Brief
Copy all records verbatim, images excluded.

[Source records]
>>>>
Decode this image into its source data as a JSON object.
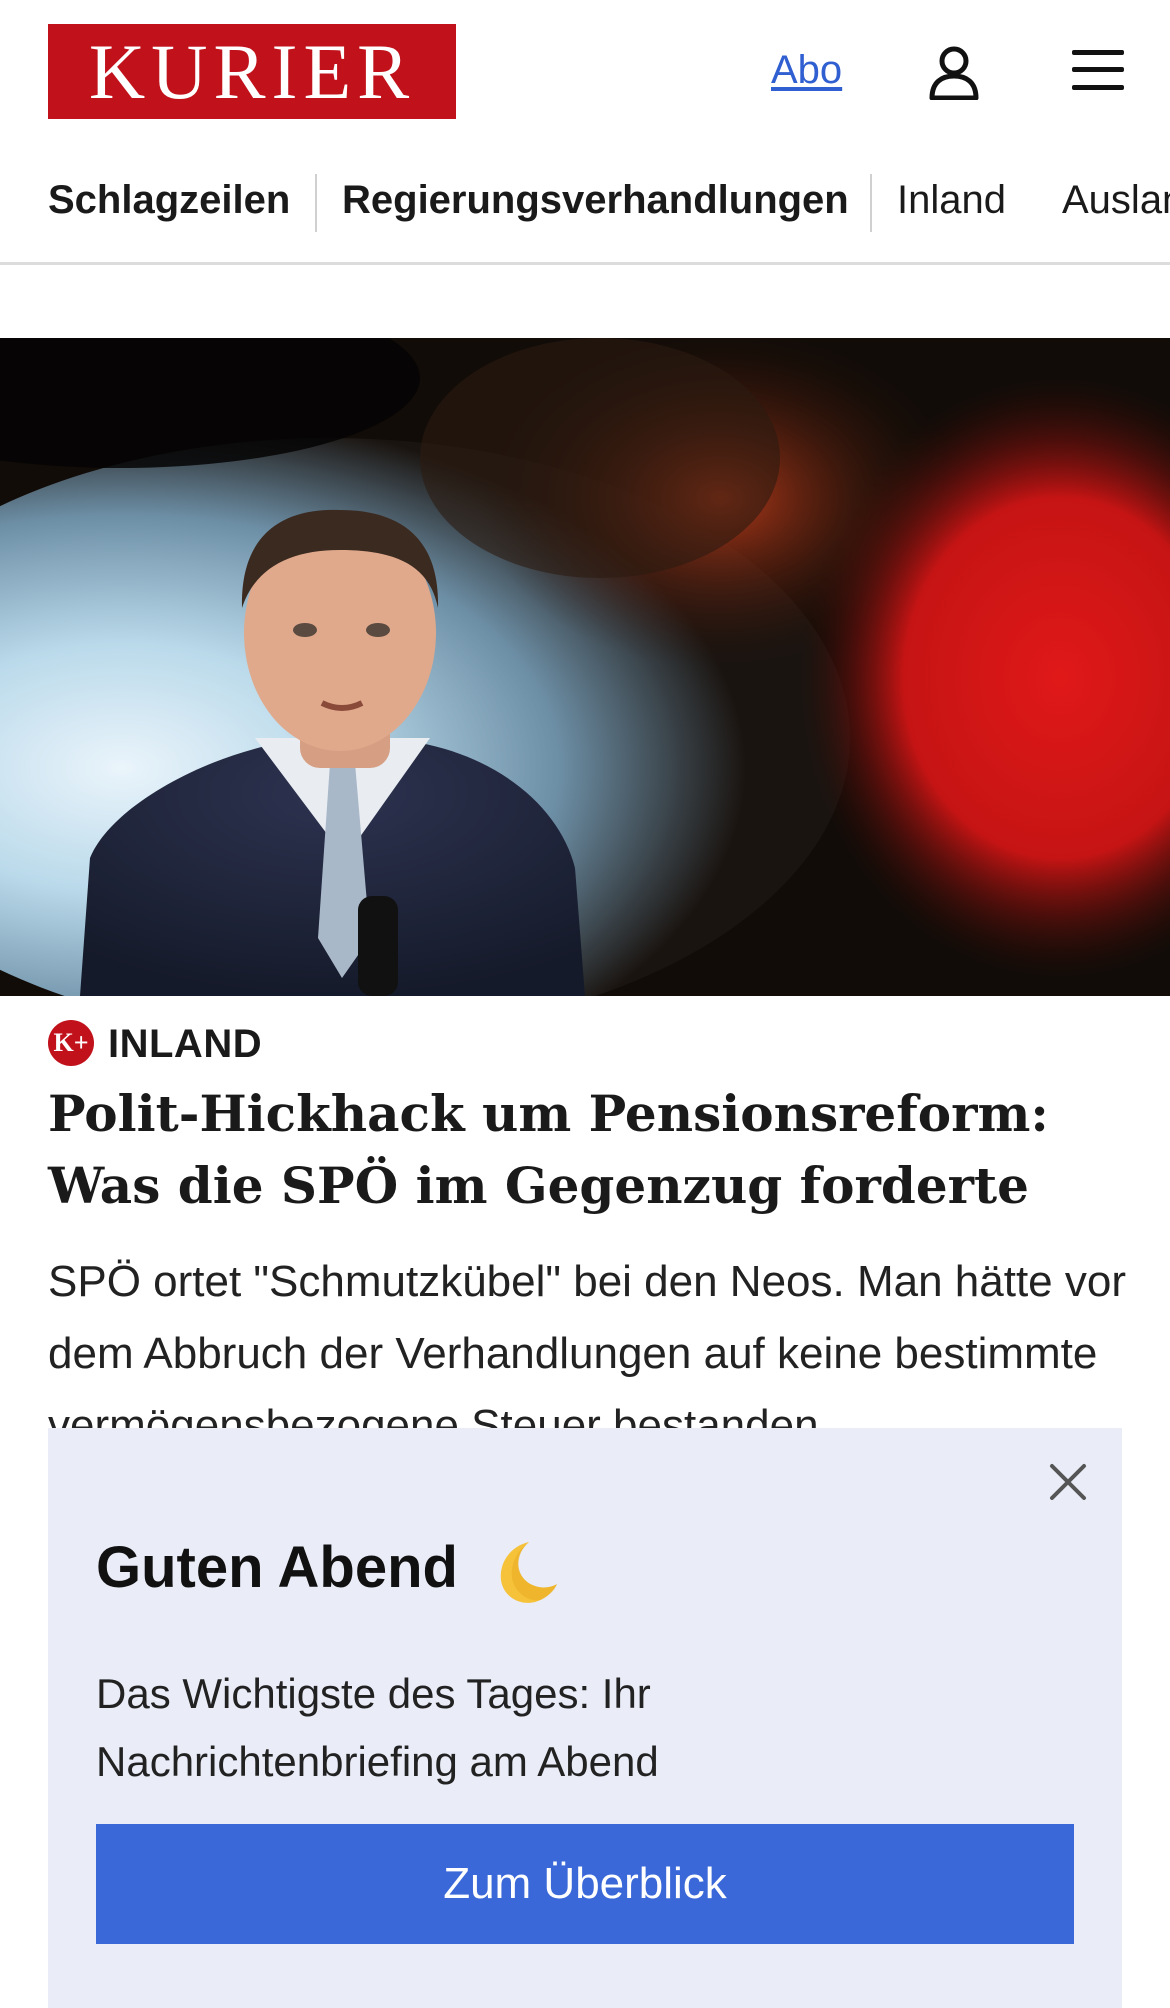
{
  "header": {
    "logo_text": "KURIER",
    "abo_label": "Abo",
    "brand_color": "#c1121c",
    "link_color": "#2f5fd0",
    "icons": [
      "user-icon",
      "menu-icon"
    ]
  },
  "nav": {
    "items": [
      {
        "label": "Schlagzeilen",
        "bold": true
      },
      {
        "label": "Regierungsverhandlungen",
        "bold": true
      },
      {
        "label": "Inland",
        "bold": false
      },
      {
        "label": "Ausland",
        "bold": false
      }
    ]
  },
  "article": {
    "badge": "K+",
    "category": "INLAND",
    "headline": "Polit-Hickhack um Pensionsreform: Was die SPÖ im Gegenzug forderte",
    "teaser": "SPÖ ortet \"Schmutzkübel\" bei den Neos. Man hätte vor dem Abbruch der Verhandlungen auf keine bestimmte vermögensbezogene Steuer bestanden."
  },
  "briefing": {
    "title": "Guten Abend",
    "text": "Das Wichtigste des Tages: Ihr Nachrichtenbriefing am Abend",
    "button_label": "Zum Überblick",
    "background": "#eaedf8",
    "button_color": "#3a68d8",
    "icons": [
      "close-icon",
      "moon-icon"
    ]
  }
}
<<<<
Solution to this exercise
Decode this image into its source data as a JSON object.
{
  "header": {
    "logo_text": "KURIER",
    "abo_label": "Abo",
    "brand_color": "#c1121c",
    "link_color": "#2f5fd0",
    "icons": [
      "user-icon",
      "menu-icon"
    ]
  },
  "nav": {
    "items": [
      {
        "label": "Schlagzeilen",
        "bold": true
      },
      {
        "label": "Regierungsverhandlungen",
        "bold": true
      },
      {
        "label": "Inland",
        "bold": false
      },
      {
        "label": "Ausland",
        "bold": false
      }
    ]
  },
  "article": {
    "badge": "K+",
    "category": "INLAND",
    "headline": "Polit-Hickhack um Pensionsreform: Was die SPÖ im Gegenzug forderte",
    "teaser": "SPÖ ortet \"Schmutzkübel\" bei den Neos. Man hätte vor dem Abbruch der Verhandlungen auf keine bestimmte vermögensbezogene Steuer bestanden."
  },
  "briefing": {
    "title": "Guten Abend",
    "text": "Das Wichtigste des Tages: Ihr Nachrichtenbriefing am Abend",
    "button_label": "Zum Überblick",
    "background": "#eaedf8",
    "button_color": "#3a68d8",
    "icons": [
      "close-icon",
      "moon-icon"
    ]
  }
}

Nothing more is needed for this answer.